Skip to content

Beyond Figma: the true role of a product designer

Posted by Raffaele Di Meo on

Want to become a better designer? Close that Figma file and think about the problem you need to solve. Don’t you know the problem? Then do some discovery.


LED signage that says Beauty Beyond Rules
Photo by Highlight ID on Unsplash


I often struggle to explain my job to people outside the tech world. Can you relate? I usually say I design websites and apps, but it doesn’t even touch the surface of what I do in today’s world of design systems and APIs.

So I started thinking about what I actually do. It’s no longer about pixel-perfect Figma designs; it’s about identifying and defining problems using various design techniques. Explaining this in the pub is a whole other challenge!

This led me to think about the meaning of a product design role and its distance from the actual design. Is “design” an inaccurate term to describe the job? Should it be something else?

A good product designer isn’t someone who can quickly navigate through Figma files, come up with the wackiest idea, or have all the answers to design problems. Rather, they are someone who can ask the right questions, take the time to reflect on the issue, and establish the best approach to solve it.

Of course, this might not be expected from designers at all levels, but this is definitely what I believe is needed to master product design.

Being a good product designer isn’t about mastering Figma

Designers often associate themselves with a particular tool. In the past, this was Photoshop, and now it’s Figma; however, this doesn’t reflect the full scope of a product designer’s job. Doing so diminishes the profession. Unfortunately, designers often create an image of themselves as only being able to “make things look good”. For example, we inadvertently reinforce this misconception when we create a visually appealing form for a product manager without understanding the context. We should strive to demonstrate the value of design beyond aesthetics.

It’s inaccurate to think that a product manager’s sole responsibility is to write user stories in Jira. Product managers need to understand customer needs, prioritize tasks, and ensure the product is released on time and within budget, as well as monitor performance and make changes as needed, all of which require a deep understanding of the product, customer, and market.

Designers don’t just open Figma and make something look nice. They are involved in research, exploring the problem, and talking with stakeholders and users. This helps them understand the problem and create an effective solution. Then, they jump into Figma, but that’s not the end. Designers iterate, test and modify the design to ensure it meets users’ needs.

‘I don’t know’ is a valid answer

As designers, you don’t have to have the answers; we need to know the processes and methodologies that help us uncover them. It’s important to remember that there isn’t one right answer; it depends on the business, context, and users. That’s why it’s essential to ask the right questions rather than come up with the best ideas. Designers are all about problem-solving.

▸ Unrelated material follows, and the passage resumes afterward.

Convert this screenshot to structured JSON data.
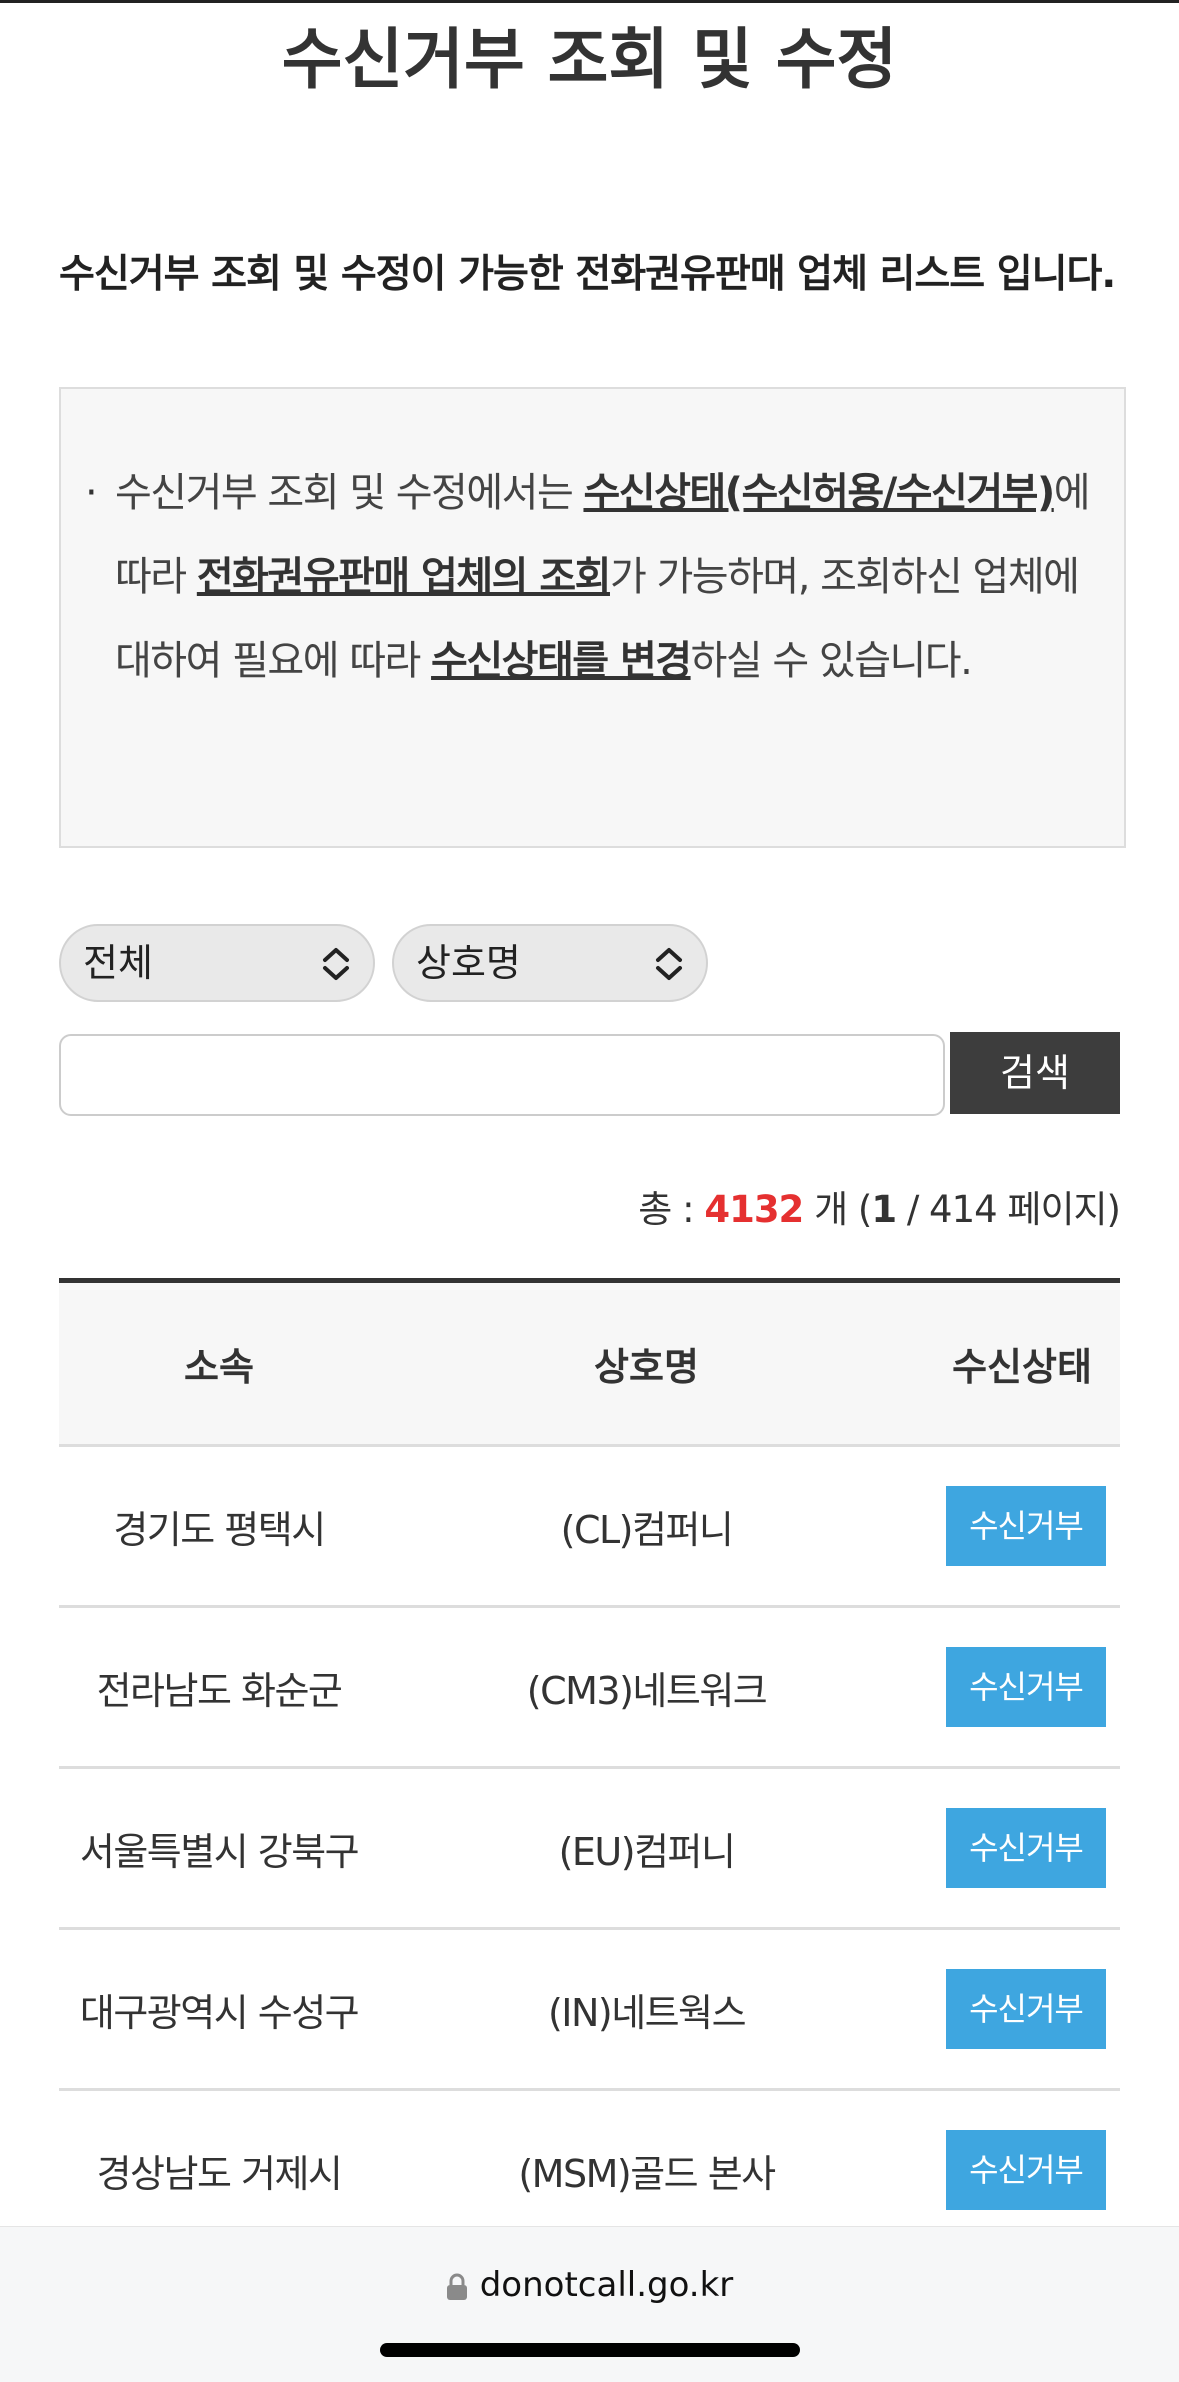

That’s why one of the best answers that designers can provide to their stakeholders is ‘I don’t know ‘ or ‘it depends’. A designer’s job is to be connected to their users, study their behaviours, and eliminate friction to achieve users’ goals. Often, designers aren’t the product’s users, so they need to research to find the right answer.

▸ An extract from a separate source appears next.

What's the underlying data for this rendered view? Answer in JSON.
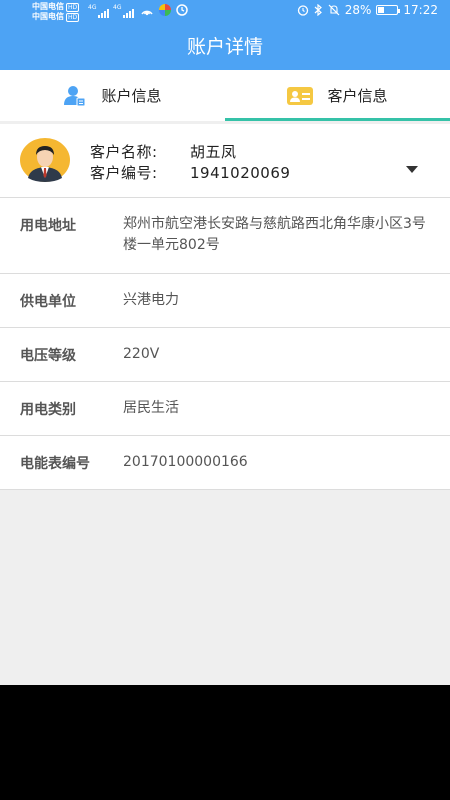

It’s not about the best idea. It’s about solving problems

Stop and listen. Don’t try to rush in with the best idea of the century. You may have a great idea, and the product feature you have in mind might be truly remarkable. But do you understand the issue you are attempting to address? If not, how can you be sure your ideas are good?

Too often, I’ve witnessed designers waiting for someone to validate their great idea. During interviews, I’ve seen this happen when a designer presents a product concept, but when asked how it solves the problem, they can’t even explain the problem they are trying to solve.

Product designers exist to solve problems, so your job is to investigate the problem further.

Erica Hall puts this nicely in one of her posts on LinkedIn, where she suggests designers to stop and think, ‘What are we really trying to accomplish here?’ and ‘What do we need to do to know that?’

Design is not a straightforward, linear process

Design requires deep consideration and adaptation to the unique needs of each situation. Every problem, every context, and every project carries with it its own set of parameters and thus requires a different approach. Good design is not simply a matter of following pre-determined rules or methodologies but of finding creative solutions tailored to the project’s specific requirements.

Raffaele Di Meo

Design, mentoring, workshops, strategies and innovation

Let’s talk